In the records below, find each line holding the word "Ribbon" and copy it.

--------------------------------

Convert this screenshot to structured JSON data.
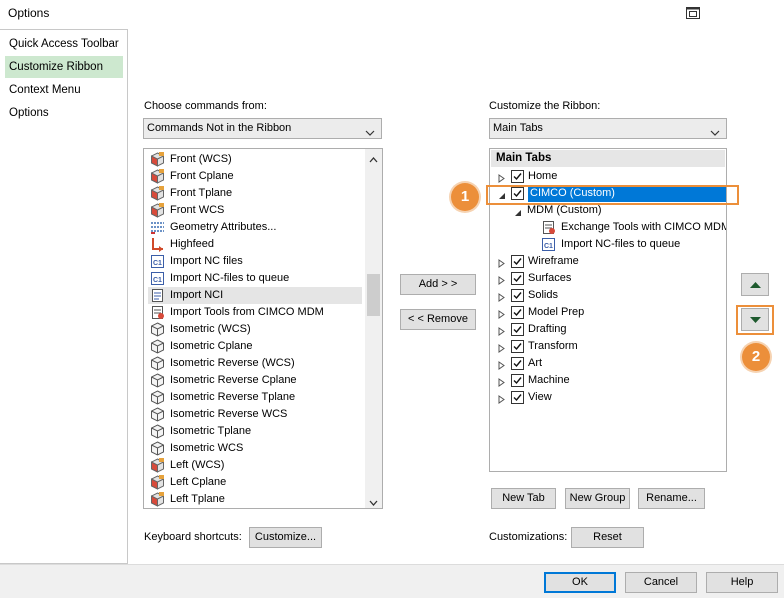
{
  "window": {
    "title": "Options"
  },
  "sidebar": {
    "items": [
      {
        "label": "Quick Access Toolbar",
        "selected": false
      },
      {
        "label": "Customize Ribbon",
        "selected": true
      },
      {
        "label": "Context Menu",
        "selected": false
      },
      {
        "label": "Options",
        "selected": false
      }
    ]
  },
  "left_panel": {
    "label": "Choose commands from:",
    "combo_value": "Commands Not in the Ribbon",
    "commands": [
      {
        "label": "Front (WCS)",
        "icon": "cube-red-icon"
      },
      {
        "label": "Front Cplane",
        "icon": "cube-red-icon"
      },
      {
        "label": "Front Tplane",
        "icon": "cube-red-icon"
      },
      {
        "label": "Front WCS",
        "icon": "cube-red-icon"
      },
      {
        "label": "Geometry Attributes...",
        "icon": "attributes-icon"
      },
      {
        "label": "Highfeed",
        "icon": "highfeed-icon"
      },
      {
        "label": "Import NC files",
        "icon": "nc-file-icon"
      },
      {
        "label": "Import NC-files to queue",
        "icon": "nc-file-icon"
      },
      {
        "label": "Import NCI",
        "icon": "nci-icon",
        "selected": true
      },
      {
        "label": "Import Tools from CIMCO MDM",
        "icon": "import-tools-icon"
      },
      {
        "label": "Isometric (WCS)",
        "icon": "cube-gray-icon"
      },
      {
        "label": "Isometric Cplane",
        "icon": "cube-gray-icon"
      },
      {
        "label": "Isometric Reverse (WCS)",
        "icon": "cube-gray-icon"
      },
      {
        "label": "Isometric Reverse Cplane",
        "icon": "cube-gray-icon"
      },
      {
        "label": "Isometric Reverse Tplane",
        "icon": "cube-gray-icon"
      },
      {
        "label": "Isometric Reverse WCS",
        "icon": "cube-gray-icon"
      },
      {
        "label": "Isometric Tplane",
        "icon": "cube-gray-icon"
      },
      {
        "label": "Isometric WCS",
        "icon": "cube-gray-icon"
      },
      {
        "label": "Left (WCS)",
        "icon": "cube-red-icon"
      },
      {
        "label": "Left Cplane",
        "icon": "cube-red-icon"
      },
      {
        "label": "Left Tplane",
        "icon": "cube-red-icon"
      }
    ],
    "keyboard_label": "Keyboard shortcuts:",
    "customize_button": "Customize..."
  },
  "middle": {
    "add_button": "Add > >",
    "remove_button": "< < Remove"
  },
  "right_panel": {
    "label": "Customize the Ribbon:",
    "combo_value": "Main Tabs",
    "tree_header": "Main Tabs",
    "tree": [
      {
        "label": "Home",
        "checked": true,
        "expand": "collapsed"
      },
      {
        "label": "CIMCO (Custom)",
        "checked": true,
        "expand": "expanded",
        "selected": true
      },
      {
        "label": "MDM (Custom)",
        "expand": "expanded"
      },
      {
        "label": "Exchange Tools with CIMCO MDM",
        "icon": "exchange-icon"
      },
      {
        "label": "Import NC-files to queue",
        "icon": "nc-file-icon"
      },
      {
        "label": "Wireframe",
        "checked": true,
        "expand": "collapsed"
      },
      {
        "label": "Surfaces",
        "checked": true,
        "expand": "collapsed"
      },
      {
        "label": "Solids",
        "checked": true,
        "expand": "collapsed"
      },
      {
        "label": "Model Prep",
        "checked": true,
        "expand": "collapsed"
      },
      {
        "label": "Drafting",
        "checked": true,
        "expand": "collapsed"
      },
      {
        "label": "Transform",
        "checked": true,
        "expand": "collapsed"
      },
      {
        "label": "Art",
        "checked": true,
        "expand": "collapsed"
      },
      {
        "label": "Machine",
        "checked": true,
        "expand": "collapsed"
      },
      {
        "label": "View",
        "checked": true,
        "expand": "collapsed"
      }
    ],
    "new_tab_button": "New Tab",
    "new_group_button": "New Group",
    "rename_button": "Rename...",
    "customizations_label": "Customizations:",
    "reset_button": "Reset"
  },
  "callouts": {
    "badge_1": "1",
    "badge_2": "2",
    "color": "#ec8f3a"
  },
  "footer": {
    "ok_button": "OK",
    "cancel_button": "Cancel",
    "help_button": "Help"
  },
  "colors": {
    "selection_blue": "#0078d7",
    "sidebar_selected": "#cde8cf",
    "accent_orange": "#ec8f3a"
  }
}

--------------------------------

- ANSWER TO THIS PROBLEM
        "label": "Customize Ribbon",
    "combo_value": "Commands Not in the Ribbon",
    "label": "Customize the Ribbon:",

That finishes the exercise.